By Richard Conn
Have you ever used an accessibility feature on your iPhone?
Accessibility is something most never have to think about. For others it can make a huge difference to their quality of life. Accessibility features are in almost all tech today, from your home PC to call center phone software. But what about cell phones? We use our phones all the time, yet many aren’t aware of accessibility features.
There have been a lot of updates to iPhone apps. The biggest and best update to accessibility came with iOS 14 in early October.
For now, here are ten great accessibility features on the iPhone that everyone can use, whether you’re looking at how to get a big following on instagram, reading the news, or doing work. Even if you don’t need them, you can introduce them to someone you know, and make their life much easier.
Turn on the accessibility hotkey
You might find that you don’t want features on all the time. The best way to control this is to use the accessibility shortcut. Go into Settings > Accessibility, and scroll to the bottom to turn it on. You can choose which accessibility features you want to use.
Then, press the home button three times (or the side button if you have iPhone X) to get the menu. Now you can turn on or off the features you’ve selected, without having to go back through the settings menu.

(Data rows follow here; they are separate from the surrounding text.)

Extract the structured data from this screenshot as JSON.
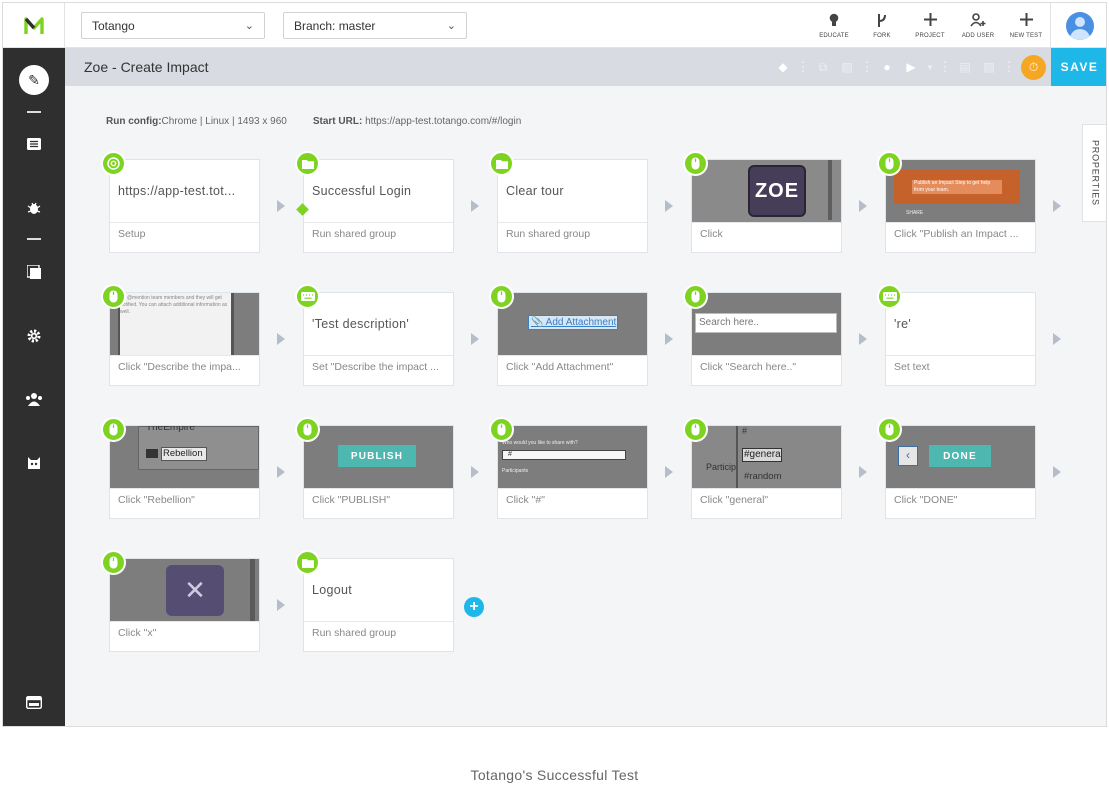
{
  "app": {
    "logo": "M",
    "logo_color": "#7ed321"
  },
  "topbar": {
    "project_select": "Totango",
    "branch_select": "Branch: master",
    "actions": [
      {
        "label": "EDUCATE",
        "icon": "lightbulb-icon",
        "glyph": "💡"
      },
      {
        "label": "FORK",
        "icon": "fork-icon",
        "glyph": "ⴼ"
      },
      {
        "label": "PROJECT",
        "icon": "plus-icon",
        "glyph": "+"
      },
      {
        "label": "ADD USER",
        "icon": "add-user-icon",
        "glyph": "👤"
      },
      {
        "label": "NEW TEST",
        "icon": "plus-icon",
        "glyph": "+"
      }
    ]
  },
  "titlebar": {
    "title": "Zoe - Create Impact",
    "save_label": "SAVE"
  },
  "run_config": {
    "config_label": "Run config:",
    "config_value": "Chrome | Linux | 1493 x 960",
    "url_label": "Start URL:",
    "url_value": "https://app-test.totango.com/#/login"
  },
  "properties_label": "PROPERTIES",
  "steps": [
    {
      "kind": "text",
      "icon": "chrome",
      "title": "https://app-test.tot...",
      "caption": "Setup"
    },
    {
      "kind": "text",
      "icon": "folder",
      "title": "Successful Login",
      "caption": "Run shared group"
    },
    {
      "kind": "text",
      "icon": "folder",
      "title": "Clear tour",
      "caption": "Run shared group"
    },
    {
      "kind": "shot",
      "icon": "mouse",
      "shot_text": "ZOE",
      "caption": "Click"
    },
    {
      "kind": "shot",
      "icon": "mouse",
      "shot_text": "Publish an Impact Step to get help from your team.",
      "caption": "Click \"Publish an Impact ..."
    },
    {
      "kind": "shot",
      "icon": "mouse",
      "shot_text": "an @mention team members and they will get notified. You can attach additional information as well.",
      "caption": "Click \"Describe the impa..."
    },
    {
      "kind": "text",
      "icon": "keyboard",
      "title": "'Test description'",
      "caption": "Set \"Describe the impact ..."
    },
    {
      "kind": "shot",
      "icon": "mouse",
      "shot_text": "📎 Add Attachment",
      "caption": "Click \"Add Attachment\""
    },
    {
      "kind": "shot",
      "icon": "mouse",
      "shot_text": "Search here..",
      "caption": "Click \"Search here..\""
    },
    {
      "kind": "text",
      "icon": "keyboard",
      "title": "'re'",
      "caption": "Set text"
    },
    {
      "kind": "shot",
      "icon": "mouse",
      "shot_text": "Rebellion",
      "caption": "Click \"Rebellion\""
    },
    {
      "kind": "shot",
      "icon": "mouse",
      "shot_text": "PUBLISH",
      "caption": "Click \"PUBLISH\""
    },
    {
      "kind": "shot",
      "icon": "mouse",
      "shot_text": "#",
      "caption": "Click \"#\""
    },
    {
      "kind": "shot",
      "icon": "mouse",
      "shot_text": "#genera",
      "caption": "Click \"general\""
    },
    {
      "kind": "shot",
      "icon": "mouse",
      "shot_text": "DONE",
      "caption": "Click \"DONE\""
    },
    {
      "kind": "shot",
      "icon": "mouse",
      "shot_text": "✕",
      "caption": "Click \"x\""
    },
    {
      "kind": "text",
      "icon": "folder",
      "title": "Logout",
      "caption": "Run shared group"
    }
  ],
  "caption": "Totango's Successful Test",
  "colors": {
    "accent": "#1db7e8",
    "badge": "#7ed321",
    "timer": "#f5a623",
    "sidebar": "#2f2f2f"
  }
}
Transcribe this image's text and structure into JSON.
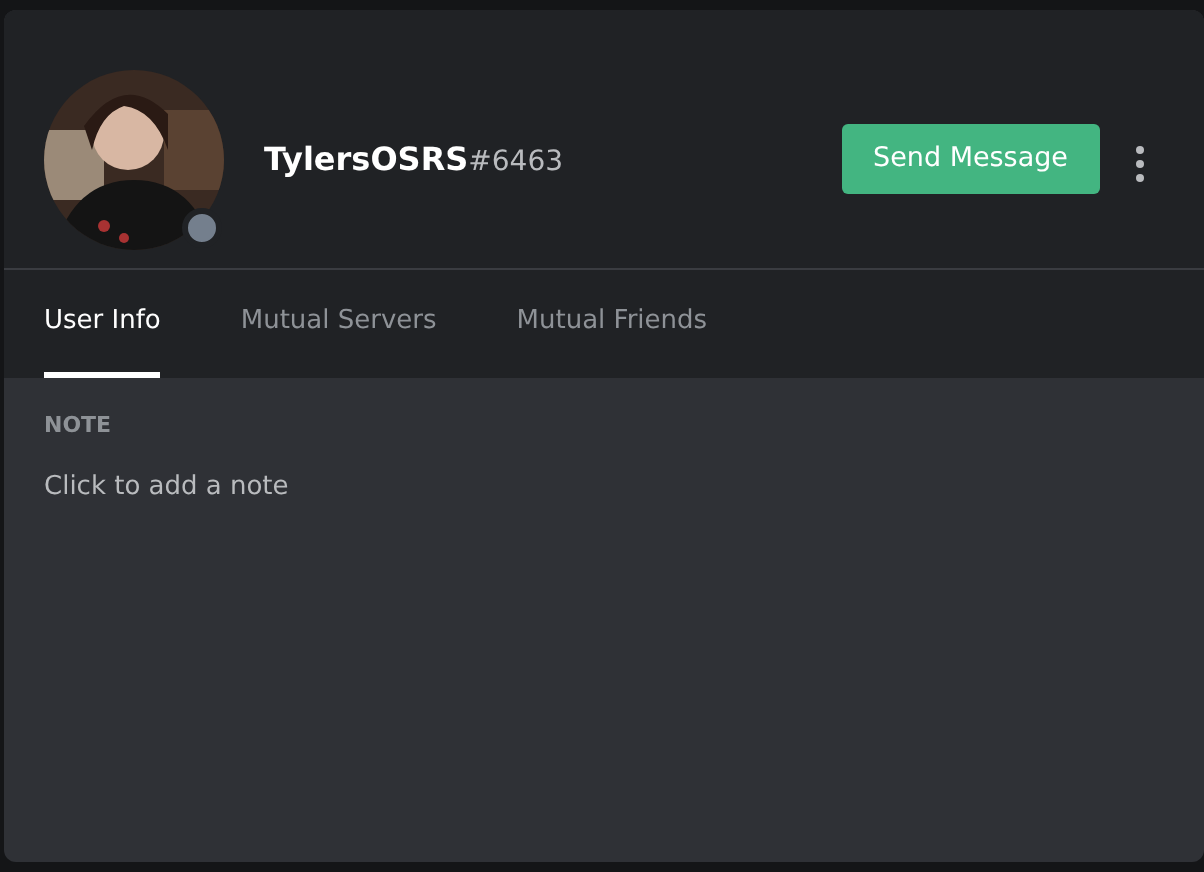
{
  "profile": {
    "username": "TylersOSRS",
    "discriminator": "#6463",
    "online": false
  },
  "actions": {
    "send_message": "Send Message"
  },
  "tabs": [
    {
      "label": "User Info",
      "selected": true
    },
    {
      "label": "Mutual Servers",
      "selected": false
    },
    {
      "label": "Mutual Friends",
      "selected": false
    }
  ],
  "note": {
    "heading": "NOTE",
    "placeholder": "Click to add a note"
  }
}
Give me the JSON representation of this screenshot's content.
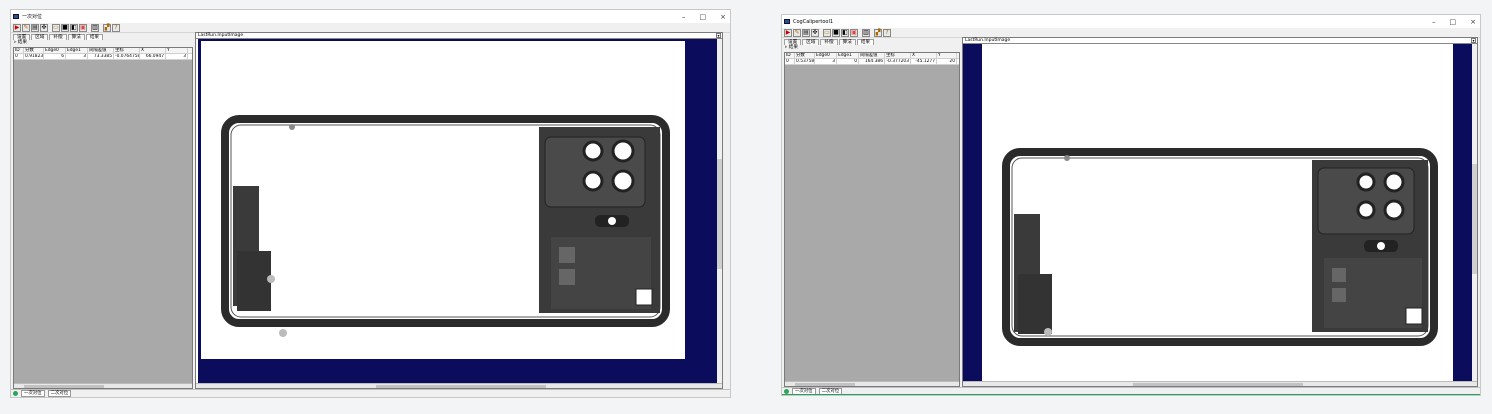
{
  "windowA": {
    "title": "一次对位",
    "window_controls": [
      "–",
      "□",
      "×"
    ],
    "toolbar_icons": [
      "run-icon",
      "edit-icon",
      "image-icon",
      "tool-icon",
      "open-icon",
      "save-icon",
      "grab-icon",
      "capture-icon",
      "display-icon",
      "chart-icon",
      "help-icon"
    ],
    "tabs": [
      "设置",
      "区域",
      "补偿",
      "算法",
      "结果"
    ],
    "tree_label": "结果",
    "grid": {
      "headers": [
        "ID",
        "分数",
        "Edge0",
        "Edge1",
        "间隔差值",
        "坐标",
        "X",
        "Y"
      ],
      "rows": [
        [
          "0",
          "0.918232",
          "6",
          "3",
          "73.3385",
          "-0.0764758",
          "66.0947",
          "3"
        ]
      ]
    },
    "image_combo": "LastRun.InputImage",
    "status_tabs": [
      "一次对位",
      "二次对位"
    ]
  },
  "windowB": {
    "title": "CogCalipertool1",
    "window_controls": [
      "–",
      "□",
      "×"
    ],
    "toolbar_icons": [
      "run-icon",
      "edit-icon",
      "image-icon",
      "tool-icon",
      "open-icon",
      "save-icon",
      "grab-icon",
      "capture-icon",
      "display-icon",
      "chart-icon",
      "help-icon"
    ],
    "tabs": [
      "设置",
      "区域",
      "补偿",
      "算法",
      "结果"
    ],
    "tree_label": "结果",
    "grid": {
      "headers": [
        "ID",
        "分数",
        "Edge0",
        "Edge1",
        "间隔差值",
        "坐标",
        "X",
        "Y"
      ],
      "rows": [
        [
          "0",
          "0.537580",
          "3",
          "0",
          "164.386",
          "-0.377203",
          "-45.1277",
          "20"
        ]
      ]
    },
    "image_combo": "LastRun.InputImage",
    "status_tabs": [
      "一次对位",
      "二次对位"
    ]
  }
}
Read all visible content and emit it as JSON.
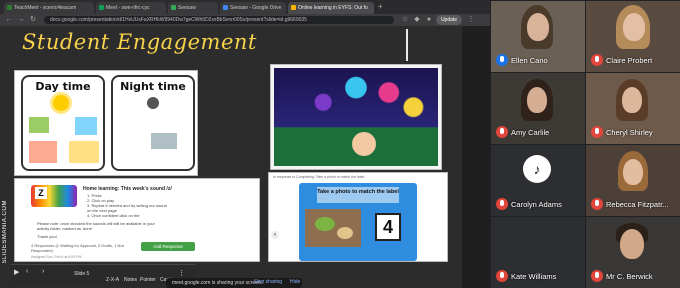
{
  "browser": {
    "tabs": [
      {
        "label": "TeachMeet - scenic4teacam",
        "color": "#2e7d32"
      },
      {
        "label": "Meet - swe-nfrc-cyc",
        "color": "#0f9d58"
      },
      {
        "label": "Seesaw",
        "color": "#34a853"
      },
      {
        "label": "Seesaw - Google Drive",
        "color": "#4285f4"
      },
      {
        "label": "Online learning in EYFS: Out fo",
        "color": "#f4b400"
      }
    ],
    "address": "docs.google.com/presentation/d/1HxUUxFaXRHkW9940Dw7geCWh6D2xxBbSvnn00Sv/present?slide=id.g9669035",
    "update_label": "Update"
  },
  "slide": {
    "title": "Student Engagement",
    "day_label": "Day time",
    "night_label": "Night time",
    "home_learning_title": "Home learning: This week's sound /z/",
    "home_learning_lines": [
      "1. Press",
      "2. Click on play",
      "3. Repeat if needed and try writing our sound on the next page",
      "4. Once confident click on the"
    ],
    "home_learning_footer": "Please note: once checked the sounds will still be available in your activity folder, marked as 'done'",
    "thank_you": "Thank you!",
    "responses_text": "4 Responses (1 Waiting for Approval, 0 Drafts, 1 Not Responded)",
    "add_response_label": "Add Response",
    "assigned_text": "Assigned Sun, Feb 6 at 6:00 PM",
    "response_caption": "In response to Completing: Take a photo to match the label",
    "photo_prompt": "Take a photo to match the label",
    "photo_number": "4",
    "side_label": "SLIDESMANIA.COM",
    "slide_number_label": "Slide 5"
  },
  "slide_toolbar": [
    "Z-X-A",
    "Notes",
    "Pointer",
    "Caption"
  ],
  "share_notice": "meet.google.com is sharing your screen.",
  "share_buttons": [
    "Stop sharing",
    "Hide"
  ],
  "participants": [
    {
      "name": "Ellen Cano",
      "muted": false
    },
    {
      "name": "Claire Probert",
      "muted": true
    },
    {
      "name": "Amy Carlile",
      "muted": true
    },
    {
      "name": "Cheryl Shirley",
      "muted": true
    },
    {
      "name": "Carolyn Adams",
      "muted": true
    },
    {
      "name": "Rebecca Fitzpatr...",
      "muted": true
    },
    {
      "name": "Kate Williams",
      "muted": true
    },
    {
      "name": "Mr C. Berwick",
      "muted": true
    }
  ],
  "colors": {
    "title": "#f7d24a",
    "muted_mic": "#e2453c",
    "active_mic": "#1a73e8"
  }
}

Let’s say you’re reading about sales prospecting, but the text is just a bit too small. Time to turn to Magnifier. iPhone’s Magnifier lets you turn your phone camera into a magnifying glass. This is great if you have difficulty reading small print.
You can find the Magnifier in Settings > Accessibility > Magnifier. It will then appear in the Utilities folder.
Customize the Display
If you’re colorblind, then this is the feature for you. The color inversion feature allows you to fully customize the iPhone’s display to your needs. You can change the iPhone’s contrast and display values there.
Find it in Settings > Accessibility > Display & Text Size.
Voiceover is probably one of Apple’s most advanced technologies. Designed for anyone with impaired vision, voiceover reads out what appears on the screen. It can also direct your input by asking you to make certain taps or swipes. Voiceover even works with various messaging apps like WhatsApp or Telegram.
Recent updates have given Voiceover plenty of customizable options. It can now read out descriptions of images that have alt-text, and guide you on many apps.
Find it under Settings > Accessibility > Voiceover.
Voice Control lets you speak commands instead of pressing buttons. You can replace any combination of buttons used to access an iPhone function with a simple voice command. So if you’re busy with your startup project, don’t waste time learning all the button combinations on your phone. Just use voice control!
It’s under Settings > Accessibility.
Siri is Apple’s virtual assistant. It can perform a huge range of tasks by voice command, from sending texts, setting alarms, browsing the internet, or paying bills at a restaurant. It’s easy to activate – just hold down the home button.
Saying “Siri, schedule a web meeting” might feel strange at first, but you’ll soon be using it for everything. Siri comes in a variety of voices: male and female, American, British, Australian, South African, Indian and Irish.
Configure Siri by going into Settings > Siri & Search.
By using three fingers on the screen, you can zoom in to any image or text. Hold the fingers down and you can move around the zoomed-in picture or text. This feature is incredibly useful if you don’t want to permanently change your display settings.
Unlike some of these features, it’s automatic, so you don’t need to go into a menu to turn it on.
You can make the font on the iPhone much larger. There are two ways to do this. First, you can go to Settings > Display & Brightness > Text Size. If you want the text even bigger, you can go to Settings > Accessibility > Display & Text Size.
All text will then appear at your chosen size. It’s ideal for anyone who finds it hard to see text, and easier than constantly zooming in!
Sound recognition is one of the most advanced Apple accessibility features, brand new to iOS 14. This accessibility feature is designed around interacting with the world, not just your phone. Designed to help people with hearing impairments, sound recognition can pick up background noises, such as alarms, doorbells, crying babies, and even pets.
After picking up these noises, sound recognition gives you an alert on your phone. Considering more than 25% of seniors have serious hearing problems, this is one of the most relevant accessibility features out there. It could even be life-saving.
Find it in Accessibility > Sound Recognition.
FaceTime Sign Language
Communication technology is constantly improving. The FaceTime Sign Language feature is a great example. Facetime now detects when a person is using sign language, and makes their video feed the largest in the call. This makes Facetime a great substitute for a traditional dial in conference call for sign language users.
Recommend accessibility to people you know
Do you know someone who could use accessibility features?
As awareness of accessibility grows, so too does the response. Hopefully, as mobile phone technology progresses, we’ll see more and more accessibility features – making everyone’s lives that bit easier.
Richard Conn is the senior director, Search Marketing for RingCentral, a global leader in unified communications and internet phone service provider. He is passionate about connecting businesses and customers and has experience working with Fortune 500 companies such as Google, Experian, Target, Nordstrom, Kayak, Hilton, and Kia.